*DATA FOR THIS TASK:*
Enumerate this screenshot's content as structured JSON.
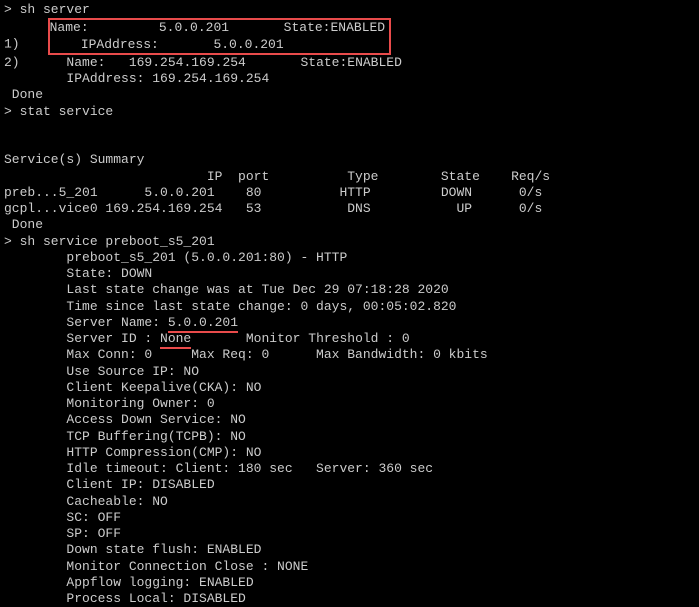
{
  "cmd1": "> sh server",
  "srv1_idx": "1)",
  "srv1_name_label": "Name:",
  "srv1_name": "5.0.0.201",
  "srv1_state_label": "State:",
  "srv1_state": "ENABLED",
  "srv1_ip_label": "IPAddress:",
  "srv1_ip": "5.0.0.201",
  "srv2_idx": "2)",
  "srv2_line1": "Name:   169.254.169.254       State:ENABLED",
  "srv2_line2": "IPAddress: 169.254.169.254",
  "done1": " Done",
  "cmd2": "> stat service",
  "blank": " ",
  "svc_summary": "Service(s) Summary",
  "svc_hdr": "                          IP  port          Type        State    Req/s",
  "svc_row1": "preb...5_201      5.0.0.201    80          HTTP         DOWN      0/s",
  "svc_row2": "gcpl...vice0 169.254.169.254   53           DNS           UP      0/s",
  "done2": " Done",
  "cmd3": "> sh service preboot_s5_201",
  "d01": "        preboot_s5_201 (5.0.0.201:80) - HTTP",
  "d02": "        State: DOWN",
  "d03": "        Last state change was at Tue Dec 29 07:18:28 2020",
  "d04": "        Time since last state change: 0 days, 00:05:02.820",
  "d05a": "        Server Name: ",
  "d05b": "5.0.0.201",
  "d06a": "        Server ID : ",
  "d06b": "None",
  "d06c": "       Monitor Threshold : 0",
  "d07": "        Max Conn: 0     Max Req: 0      Max Bandwidth: 0 kbits",
  "d08": "        Use Source IP: NO",
  "d09": "        Client Keepalive(CKA): NO",
  "d10": "        Monitoring Owner: 0",
  "d11": "        Access Down Service: NO",
  "d12": "        TCP Buffering(TCPB): NO",
  "d13": "        HTTP Compression(CMP): NO",
  "d14": "        Idle timeout: Client: 180 sec   Server: 360 sec",
  "d15": "        Client IP: DISABLED",
  "d16": "        Cacheable: NO",
  "d17": "        SC: OFF",
  "d18": "        SP: OFF",
  "d19": "        Down state flush: ENABLED",
  "d20": "        Monitor Connection Close : NONE",
  "d21": "        Appflow logging: ENABLED",
  "d22": "        Process Local: DISABLED"
}
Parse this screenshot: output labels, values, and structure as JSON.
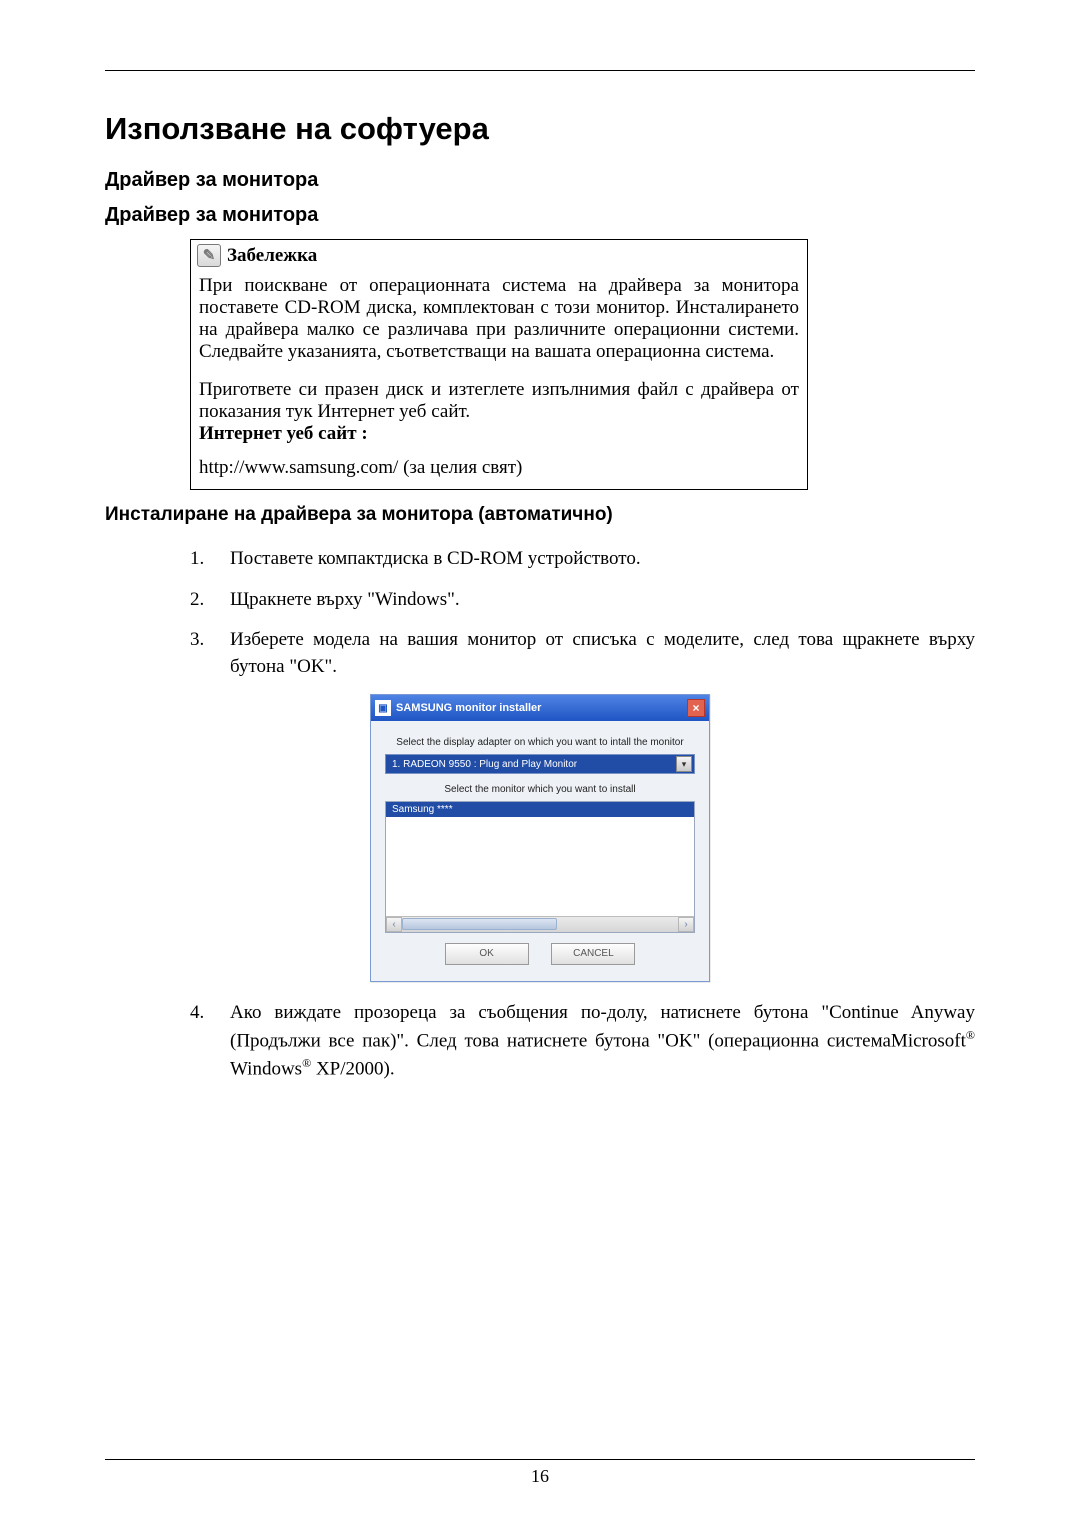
{
  "page": {
    "title": "Използване на софтуера",
    "heading1": "Драйвер за монитора",
    "heading2": "Драйвер за монитора",
    "heading3": "Инсталиране на драйвера за монитора (автоматично)",
    "pagenum": "16"
  },
  "note": {
    "label": "Забележка",
    "para1": "При поискване от операционната система на драйвера за монитора поставете CD-ROM диска, комплектован с този монитор. Инсталирането на драйвера малко се различава при различните операционни системи. Следвайте указанията, съответстващи на вашата операционна система.",
    "para2": "Пригответе си празен диск и изтеглете изпълнимия файл с драйвера от показания тук Интернет уеб сайт.",
    "site_label": "Интернет уеб сайт :",
    "url": "http://www.samsung.com/ (за целия свят)"
  },
  "steps": {
    "s1_num": "1.",
    "s1_txt": "Поставете компактдиска в CD-ROM устройството.",
    "s2_num": "2.",
    "s2_txt": "Щракнете върху \"Windows\".",
    "s3_num": "3.",
    "s3_txt": "Изберете модела на вашия монитор от списъка с моделите, след това щракнете върху бутона \"OK\".",
    "s4_num": "4.",
    "s4_before": "Ако виждате прозореца за съобщения по-долу, натиснете бутона \"Continue Anyway (Продължи все пак)\". След това натиснете бутона \"OK\" (операционна системаMicrosoft",
    "s4_mid": " Windows",
    "s4_after": " XP/2000).",
    "reg": "®"
  },
  "dialog": {
    "title": "SAMSUNG monitor installer",
    "label1": "Select the display adapter on which you want to intall the monitor",
    "adapter": "1. RADEON 9550 : Plug and Play Monitor",
    "label2": "Select the monitor which you want to install",
    "list_item": "Samsung ****",
    "ok": "OK",
    "cancel": "CANCEL"
  }
}
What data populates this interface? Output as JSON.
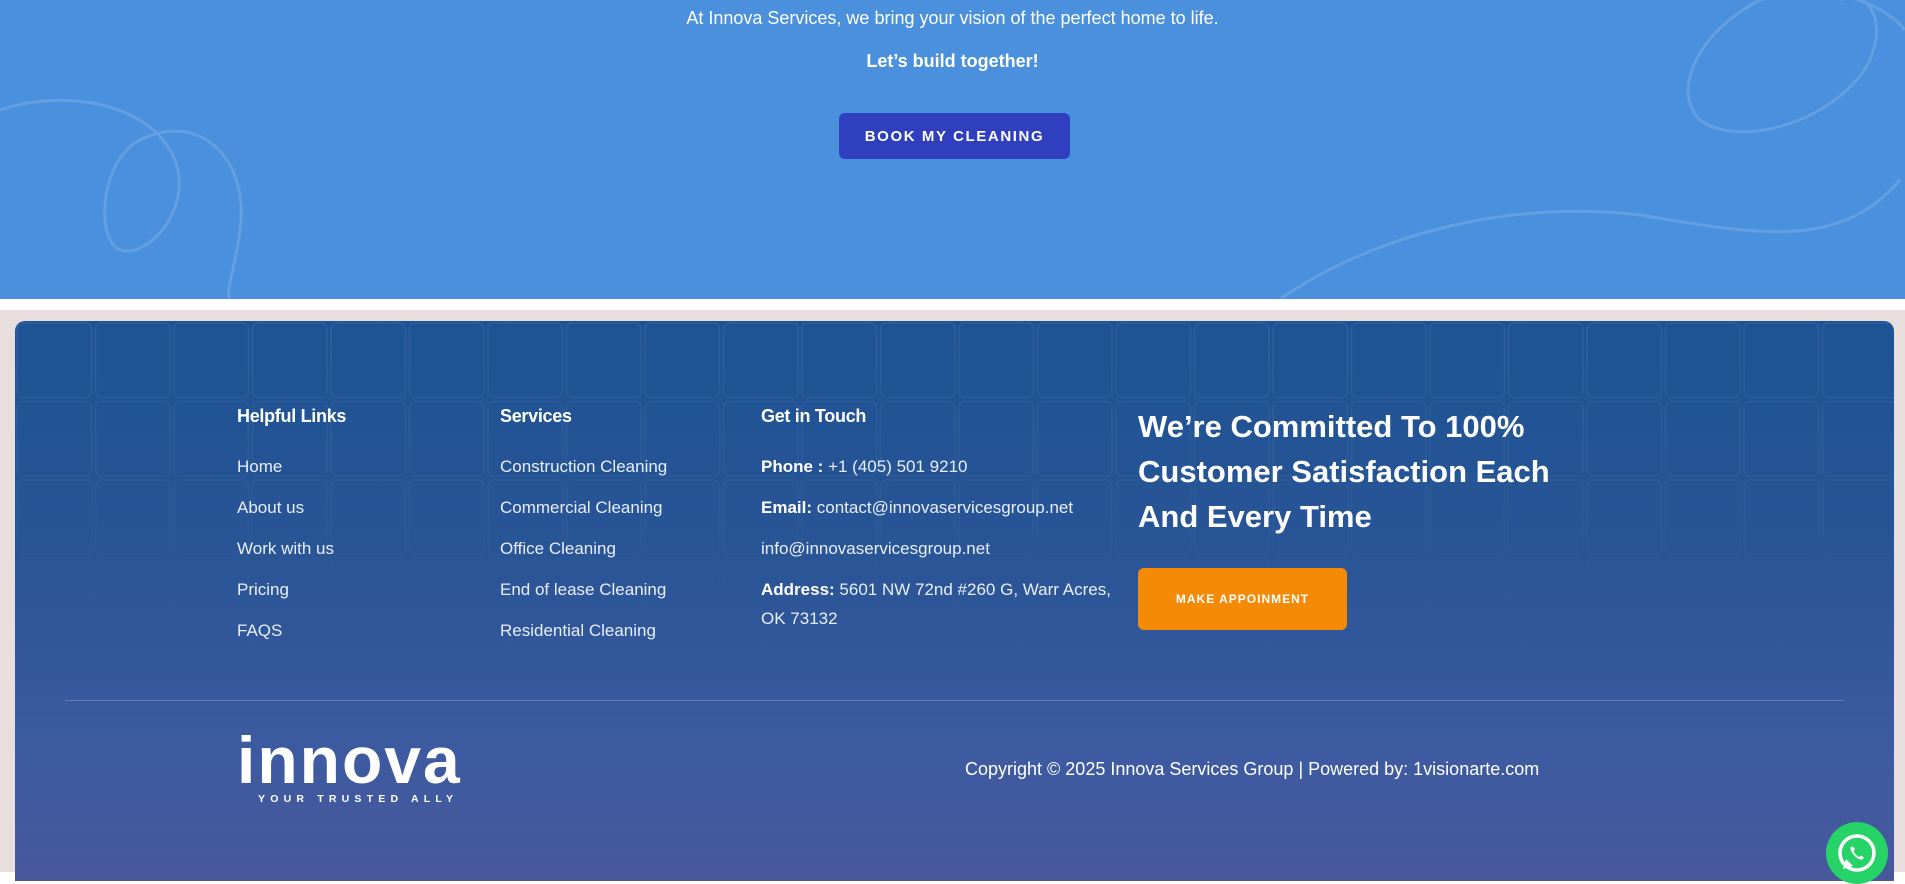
{
  "hero": {
    "subtitle": "At Innova Services, we bring your vision of the perfect home to life.",
    "tagline": "Let’s build together!",
    "cta_label": "BOOK MY CLEANING"
  },
  "footer": {
    "helpful_links": {
      "title": "Helpful Links",
      "items": [
        "Home",
        "About us",
        "Work with us",
        "Pricing",
        "FAQS"
      ]
    },
    "services": {
      "title": "Services",
      "items": [
        "Construction Cleaning",
        "Commercial Cleaning",
        "Office Cleaning",
        "End of lease Cleaning",
        "Residential Cleaning"
      ]
    },
    "contact": {
      "title": "Get in Touch",
      "phone_label": "Phone :",
      "phone": "+1 (405) 501 9210",
      "email_label": "Email:",
      "email": "contact@innovaservicesgroup.net",
      "email2": "info@innovaservicesgroup.net",
      "address_label": "Address:",
      "address_line1": "5601 NW 72nd #260 G, Warr Acres,",
      "address_line2": "OK 73132"
    },
    "headline": "We’re Committed To 100% Customer Satisfaction Each And Every Time",
    "appointment_label": "MAKE APPOINMENT",
    "logo_word": "innova",
    "logo_tagline": "YOUR TRUSTED ALLY",
    "copyright": "Copyright © 2025 Innova Services Group | Powered by: 1visionarte.com"
  },
  "colors": {
    "hero_bg": "#4a90dc",
    "hero_button": "#2f3fbd",
    "footer_top": "#1d5394",
    "footer_bottom": "#48589d",
    "appointment_button": "#f58a07",
    "whatsapp": "#25d366"
  },
  "icons": {
    "whatsapp": "whatsapp-icon"
  }
}
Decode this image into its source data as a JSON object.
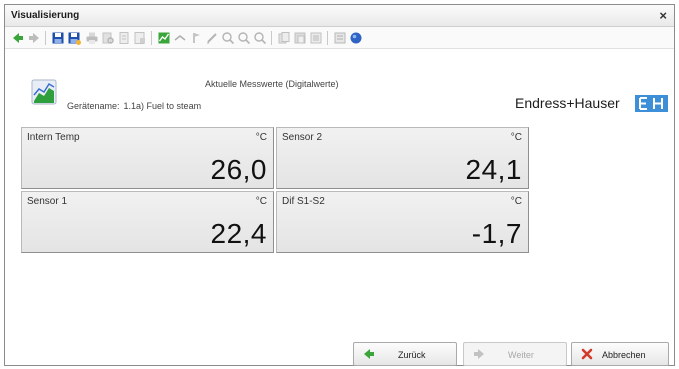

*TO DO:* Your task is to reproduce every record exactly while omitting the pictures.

*EXERCISE RESPONSE:*
Enumerate this screenshot's content as structured JSON.
{
  "cmd1": "> sh server",
  "srv1_idx": "1)",
  "srv1_name_label": "Name:",
  "srv1_name": "5.0.0.201",
  "srv1_state_label": "State:",
  "srv1_state": "ENABLED",
  "srv1_ip_label": "IPAddress:",
  "srv1_ip": "5.0.0.201",
  "srv2_idx": "2)",
  "srv2_line1": "Name:   169.254.169.254       State:ENABLED",
  "srv2_line2": "IPAddress: 169.254.169.254",
  "done1": " Done",
  "cmd2": "> stat service",
  "blank": " ",
  "svc_summary": "Service(s) Summary",
  "svc_hdr": "                          IP  port          Type        State    Req/s",
  "svc_row1": "preb...5_201      5.0.0.201    80          HTTP         DOWN      0/s",
  "svc_row2": "gcpl...vice0 169.254.169.254   53           DNS           UP      0/s",
  "done2": " Done",
  "cmd3": "> sh service preboot_s5_201",
  "d01": "        preboot_s5_201 (5.0.0.201:80) - HTTP",
  "d02": "        State: DOWN",
  "d03": "        Last state change was at Tue Dec 29 07:18:28 2020",
  "d04": "        Time since last state change: 0 days, 00:05:02.820",
  "d05a": "        Server Name: ",
  "d05b": "5.0.0.201",
  "d06a": "        Server ID : ",
  "d06b": "None",
  "d06c": "       Monitor Threshold : 0",
  "d07": "        Max Conn: 0     Max Req: 0      Max Bandwidth: 0 kbits",
  "d08": "        Use Source IP: NO",
  "d09": "        Client Keepalive(CKA): NO",
  "d10": "        Monitoring Owner: 0",
  "d11": "        Access Down Service: NO",
  "d12": "        TCP Buffering(TCPB): NO",
  "d13": "        HTTP Compression(CMP): NO",
  "d14": "        Idle timeout: Client: 180 sec   Server: 360 sec",
  "d15": "        Client IP: DISABLED",
  "d16": "        Cacheable: NO",
  "d17": "        SC: OFF",
  "d18": "        SP: OFF",
  "d19": "        Down state flush: ENABLED",
  "d20": "        Monitor Connection Close : NONE",
  "d21": "        Appflow logging: ENABLED",
  "d22": "        Process Local: DISABLED"
}
Parse this screenshot: output labels, values, and structure as JSON.
{
  "page": {
    "title": "Използване на софтуера",
    "heading1": "Драйвер за монитора",
    "heading2": "Драйвер за монитора",
    "heading3": "Инсталиране на драйвера за монитора (автоматично)",
    "pagenum": "16"
  },
  "note": {
    "label": "Забележка",
    "para1": "При поискване от операционната система на драйвера за монитора поставете CD-ROM диска, комплектован с този монитор. Инсталирането на драйвера малко се различава при различните операционни системи. Следвайте указанията, съответстващи на вашата операционна система.",
    "para2": "Пригответе си празен диск и изтеглете изпълнимия файл с драйвера от показания тук Интернет уеб сайт.",
    "site_label": "Интернет уеб сайт :",
    "url": "http://www.samsung.com/ (за целия свят)"
  },
  "steps": {
    "s1_num": "1.",
    "s1_txt": "Поставете компактдиска в CD-ROM устройството.",
    "s2_num": "2.",
    "s2_txt": "Щракнете върху \"Windows\".",
    "s3_num": "3.",
    "s3_txt": "Изберете модела на вашия монитор от списъка с моделите, след това щракнете върху бутона \"OK\".",
    "s4_num": "4.",
    "s4_before": "Ако виждате прозореца за съобщения по-долу, натиснете бутона \"Continue Anyway (Продължи все пак)\". След това натиснете бутона \"OK\" (операционна системаMicrosoft",
    "s4_mid": " Windows",
    "s4_after": " XP/2000).",
    "reg": "®"
  },
  "dialog": {
    "title": "SAMSUNG monitor installer",
    "label1": "Select the display adapter on which you want to intall the monitor",
    "adapter": "1. RADEON 9550 : Plug and Play Monitor",
    "label2": "Select the monitor which you want to install",
    "list_item": "Samsung ****",
    "ok": "OK",
    "cancel": "CANCEL"
  }
}
What data populates this interface? Output as JSON.
{
  "hero": {
    "subtitle": "At Innova Services, we bring your vision of the perfect home to life.",
    "tagline": "Let’s build together!",
    "cta_label": "BOOK MY CLEANING"
  },
  "footer": {
    "helpful_links": {
      "title": "Helpful Links",
      "items": [
        "Home",
        "About us",
        "Work with us",
        "Pricing",
        "FAQS"
      ]
    },
    "services": {
      "title": "Services",
      "items": [
        "Construction Cleaning",
        "Commercial Cleaning",
        "Office Cleaning",
        "End of lease Cleaning",
        "Residential Cleaning"
      ]
    },
    "contact": {
      "title": "Get in Touch",
      "phone_label": "Phone :",
      "phone": "+1 (405) 501 9210",
      "email_label": "Email:",
      "email": "contact@innovaservicesgroup.net",
      "email2": "info@innovaservicesgroup.net",
      "address_label": "Address:",
      "address_line1": "5601 NW 72nd #260 G, Warr Acres,",
      "address_line2": "OK 73132"
    },
    "headline": "We’re Committed To 100% Customer Satisfaction Each And Every Time",
    "appointment_label": "MAKE APPOINMENT",
    "logo_word": "innova",
    "logo_tagline": "YOUR TRUSTED ALLY",
    "copyright": "Copyright © 2025 Innova Services Group | Powered by: 1visionarte.com"
  },
  "colors": {
    "hero_bg": "#4a90dc",
    "hero_button": "#2f3fbd",
    "footer_top": "#1d5394",
    "footer_bottom": "#48589d",
    "appointment_button": "#f58a07",
    "whatsapp": "#25d366"
  },
  "icons": {
    "whatsapp": "whatsapp-icon"
  }
}
Decode this image into its source data as a JSON object.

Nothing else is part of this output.